INSTRUCTIONS FOR THE TASK
What is the number of lines in the entries that contain the word "association"? Answer with that figure alone.

SOURCE INFORMATION
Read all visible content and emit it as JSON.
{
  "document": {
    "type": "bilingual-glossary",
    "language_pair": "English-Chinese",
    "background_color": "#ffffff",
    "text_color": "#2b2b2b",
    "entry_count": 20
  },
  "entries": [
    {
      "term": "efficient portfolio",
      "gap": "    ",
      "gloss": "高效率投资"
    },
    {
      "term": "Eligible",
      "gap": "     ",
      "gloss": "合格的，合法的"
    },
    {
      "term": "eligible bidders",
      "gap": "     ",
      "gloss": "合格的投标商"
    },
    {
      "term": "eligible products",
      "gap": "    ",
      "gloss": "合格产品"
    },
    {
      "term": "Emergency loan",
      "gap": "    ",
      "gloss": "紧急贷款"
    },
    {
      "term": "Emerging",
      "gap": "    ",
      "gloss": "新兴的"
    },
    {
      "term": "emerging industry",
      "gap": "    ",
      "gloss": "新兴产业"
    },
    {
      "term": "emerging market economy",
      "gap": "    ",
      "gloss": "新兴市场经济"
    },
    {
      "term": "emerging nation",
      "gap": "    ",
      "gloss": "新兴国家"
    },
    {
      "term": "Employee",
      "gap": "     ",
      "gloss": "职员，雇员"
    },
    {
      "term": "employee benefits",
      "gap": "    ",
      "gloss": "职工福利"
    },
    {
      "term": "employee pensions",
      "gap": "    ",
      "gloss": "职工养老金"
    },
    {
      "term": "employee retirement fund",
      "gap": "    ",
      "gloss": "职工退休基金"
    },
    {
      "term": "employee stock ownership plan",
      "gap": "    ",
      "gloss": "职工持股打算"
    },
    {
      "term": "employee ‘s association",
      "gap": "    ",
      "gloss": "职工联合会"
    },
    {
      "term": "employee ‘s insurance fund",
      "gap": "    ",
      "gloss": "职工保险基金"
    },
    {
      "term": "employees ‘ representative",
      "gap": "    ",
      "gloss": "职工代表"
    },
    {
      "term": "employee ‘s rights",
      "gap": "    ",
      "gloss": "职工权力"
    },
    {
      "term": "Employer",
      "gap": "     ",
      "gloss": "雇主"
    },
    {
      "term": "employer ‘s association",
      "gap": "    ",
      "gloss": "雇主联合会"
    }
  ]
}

REPLY
2